Monday, September 3, 2007

Accommodation vs. Exposure

I came across a discussion on whether a sheltered, accommodating environment leads to failures of adaptability in people with disabilities or quirks, which is quite relevant to a conversation I had with my bf this evening.

See, last night, I'd taken him to a party involving people he didn't know well acting, at times, kind of rowdy. I wasn't expecting him to feel as out of place as he did. But he felt very out of place and withdrew a lot, and was willing to put up with the situation far longer than he was comfortable with. By the time he wasn't responding to my affection anymore, I knew it was time for him to go home, and alerted the hostess.

This afternoon, he had an enjoyable conversation with someone who was on the train with us - someone from socio-economic-educational-religious background similar to his own, who wasn't wild or crazy or rowdy or anything.

And tonight, over dinner, we talked about how he seems to have trouble dealing with people who are different from the kind of people he's used to with his narrow background.

My folks have assessed him as sheltered and spoiled, and think, like one of the commentators in the link above, that his sheltered life impaired his ability to adapt to people.

But I think that my bf's sheltered background actually might have been helpful to him socially.

Why? Well...I think being exposed to a relatively narrow range of "how people behave" gave him enough consistency and stability in social situations that he could figure out at least a little of what was going on, and learn at least a little about how to get along with people that, even if not as generalizable as it could be, is still better than nothing.

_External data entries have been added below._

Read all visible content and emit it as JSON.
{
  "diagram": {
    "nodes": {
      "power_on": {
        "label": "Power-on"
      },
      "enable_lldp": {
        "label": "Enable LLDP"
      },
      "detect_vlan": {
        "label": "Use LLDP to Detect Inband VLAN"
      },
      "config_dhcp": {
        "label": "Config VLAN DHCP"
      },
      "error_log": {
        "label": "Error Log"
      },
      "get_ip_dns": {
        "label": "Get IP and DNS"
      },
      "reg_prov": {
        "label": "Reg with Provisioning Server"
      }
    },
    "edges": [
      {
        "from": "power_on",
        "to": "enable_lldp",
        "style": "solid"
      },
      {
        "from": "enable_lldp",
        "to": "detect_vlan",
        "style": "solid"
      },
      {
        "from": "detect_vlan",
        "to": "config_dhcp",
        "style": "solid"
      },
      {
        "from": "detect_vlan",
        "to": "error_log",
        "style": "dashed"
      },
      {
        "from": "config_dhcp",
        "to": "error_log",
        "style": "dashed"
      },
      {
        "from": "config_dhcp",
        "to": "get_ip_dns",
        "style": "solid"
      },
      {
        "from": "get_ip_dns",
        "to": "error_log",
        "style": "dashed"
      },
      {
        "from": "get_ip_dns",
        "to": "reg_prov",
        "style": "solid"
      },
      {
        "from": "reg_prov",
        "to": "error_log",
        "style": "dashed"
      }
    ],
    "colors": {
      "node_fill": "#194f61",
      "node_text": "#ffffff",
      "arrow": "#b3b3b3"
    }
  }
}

Whereas if he'd been exposed to a much more heterogeneous group of people, spanning a variety of classes and subcultures and religions, he might not have even gotten an idea of where to *start* getting along with people. He might have just given up hope on even figuring any of it out.

Given that my bf thinks in terms of binary inputs and outputs, he would have needed some kind of rule that would apply most of the time in order to have any success with making friends. With a homogeneous group (basically Conservative to relatively liberal Orthodox Jews with an upper middle class, highly educated background), any social rule he came up with or learned from his parents or others would have a better chance of applying across people and situations than in a heterogeneous group. The input and output modulation for heterogeneous groups may have had to be too refined from the get-go for my bf to have a chance to figure it out.

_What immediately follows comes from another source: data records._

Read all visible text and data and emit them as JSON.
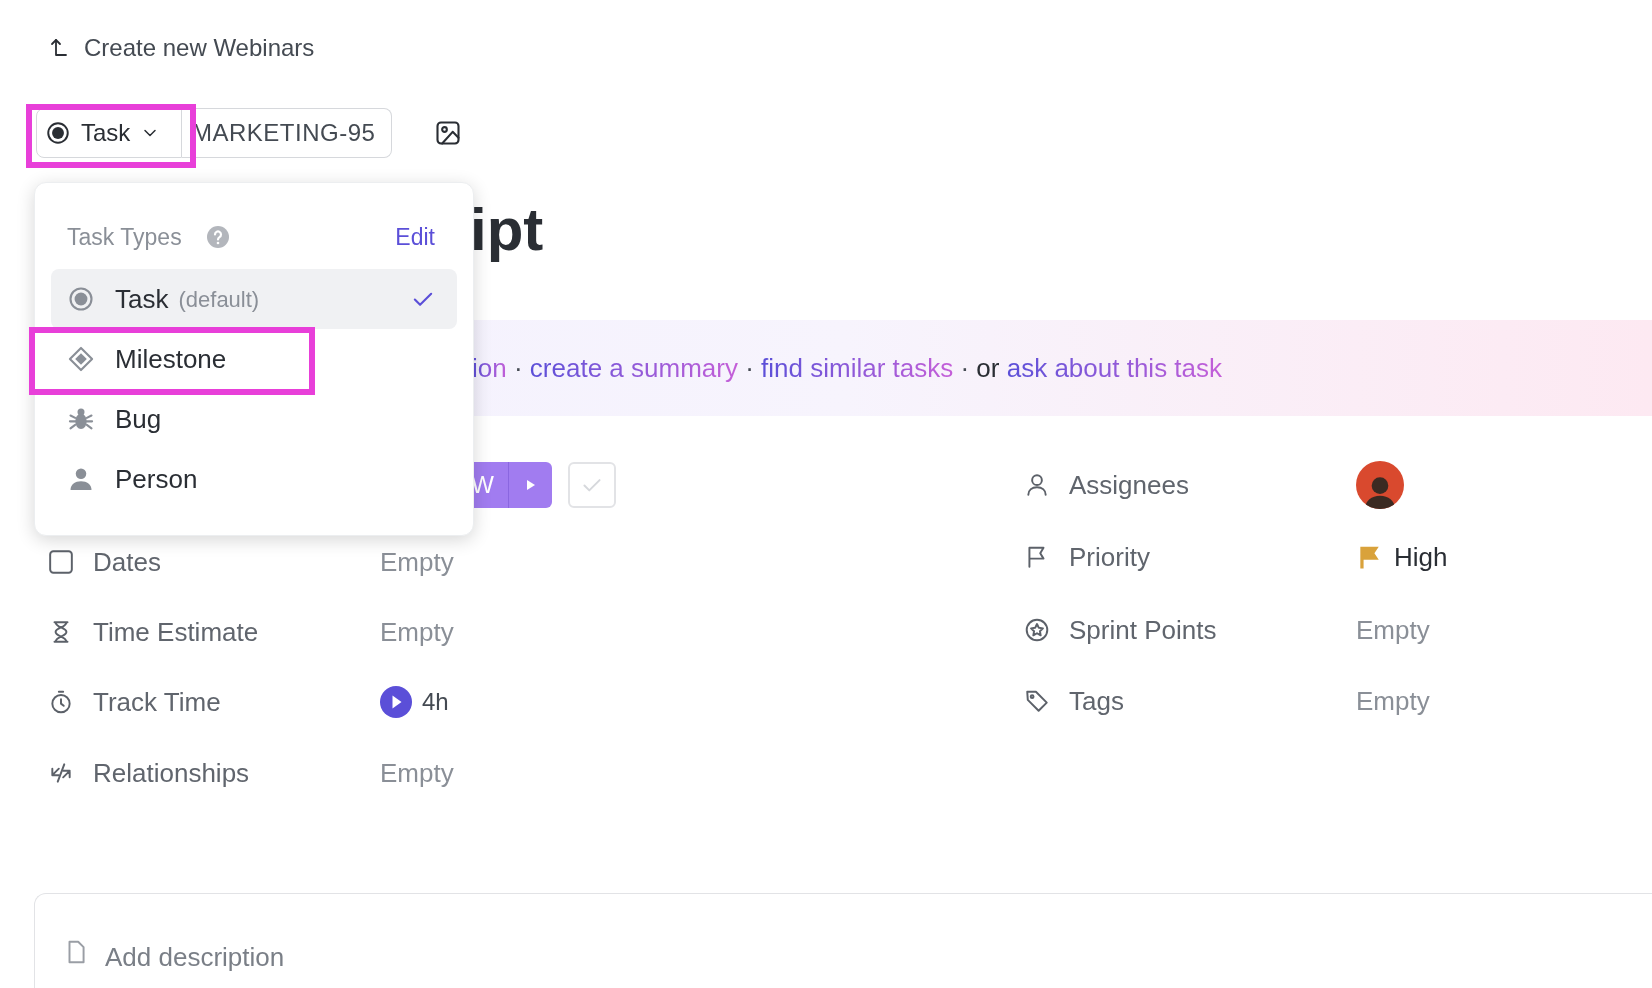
{
  "breadcrumb": {
    "label": "Create new Webinars"
  },
  "task_type_button": {
    "label": "Task",
    "highlighted": true
  },
  "task_id": "MARKETING-95",
  "title": "ipt",
  "task_type_menu": {
    "heading": "Task Types",
    "edit_label": "Edit",
    "items": [
      {
        "kind": "task",
        "label": "Task",
        "note": "(default)",
        "selected": true,
        "highlighted": false
      },
      {
        "kind": "milestone",
        "label": "Milestone",
        "selected": false,
        "highlighted": true
      },
      {
        "kind": "bug",
        "label": "Bug",
        "selected": false,
        "highlighted": false
      },
      {
        "kind": "person",
        "label": "Person",
        "selected": false,
        "highlighted": false
      }
    ]
  },
  "ai_banner": {
    "segments": [
      {
        "kind": "link",
        "text": "ion"
      },
      {
        "kind": "separator",
        "text": "·"
      },
      {
        "kind": "link",
        "text": "create a summary"
      },
      {
        "kind": "separator",
        "text": "·"
      },
      {
        "kind": "link",
        "text": "find similar tasks"
      },
      {
        "kind": "separator",
        "text": "·"
      },
      {
        "kind": "plain",
        "text": "or"
      },
      {
        "kind": "link",
        "text": "ask about this task"
      }
    ]
  },
  "status_button": {
    "label": "W"
  },
  "complete_checkbox": {
    "checked": false
  },
  "fields_left": [
    {
      "kind": "dates",
      "label": "Dates",
      "value": "Empty"
    },
    {
      "kind": "time_estimate",
      "label": "Time Estimate",
      "value": "Empty"
    },
    {
      "kind": "track_time",
      "label": "Track Time",
      "value": "4h"
    },
    {
      "kind": "relationships",
      "label": "Relationships",
      "value": "Empty"
    }
  ],
  "fields_right": [
    {
      "kind": "assignees",
      "label": "Assignees"
    },
    {
      "kind": "priority",
      "label": "Priority",
      "value": "High"
    },
    {
      "kind": "sprint_points",
      "label": "Sprint Points",
      "value": "Empty"
    },
    {
      "kind": "tags",
      "label": "Tags",
      "value": "Empty"
    }
  ],
  "description": {
    "placeholder": "Add description"
  }
}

So yes, my bf finds it hard to adapt to people for whom the rules he learned for dealing with "his own kind" don't work (and even though I'm not from the same background as him, they happen to work well enough for me in general). But he's fortunate to have been able to learn any rules for dealing with people at all, rather than having just given up on it as a hopelessly chaotic mess, and that those rules in combination with the rest of his personality actually managed to land friends over the years.

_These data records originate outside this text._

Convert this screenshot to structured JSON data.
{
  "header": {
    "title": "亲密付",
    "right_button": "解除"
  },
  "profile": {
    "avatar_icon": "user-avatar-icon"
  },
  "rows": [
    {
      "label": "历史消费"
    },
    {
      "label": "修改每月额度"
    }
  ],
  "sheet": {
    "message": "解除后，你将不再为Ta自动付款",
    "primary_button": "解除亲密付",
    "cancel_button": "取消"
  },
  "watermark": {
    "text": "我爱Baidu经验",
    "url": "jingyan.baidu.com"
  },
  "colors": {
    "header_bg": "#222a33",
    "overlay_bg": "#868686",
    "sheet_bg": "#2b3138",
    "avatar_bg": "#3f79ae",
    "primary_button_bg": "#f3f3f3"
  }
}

I suppose it's possible that he could have adapted rather than given up if he grew up in a less sheltered background, but I don't think it's obvious that the sheltered background in itself hurt him, and it could have been just what the doctor ordered for a person of the so-called broader autistic phenotype. Build confidence and learn basics in an environment in which there is not too much variation and chaos so as to overwhelm and confuse the autistic-type. Then expand on those basics.

Maybe it wouldn't work for building a varied palate...but even in that case, throwing too many different kinds of foods at the person too quickly still might not be wise. They might instinctively cling to the first few foods anyway. Deprivation of comfort might just promote further defensive clinging to a narrow comfort zone.

Autistic-types might not be able to avoid sensory overwhelm ALL the time, but a comfort zone they can retreat to when they need it is probably a good thing. We don't usually take away neurotypical children's blankies or shock them or deprive them of candy we just waved in front of their faces when they suck their thumbs, do we? Some degree of comfort and chaos management is probably necessary. A semi-sheltered life, with some of the hard knocks that come with any life even if it is sheltered, might not be all that bad for an autistic-type.

No comments: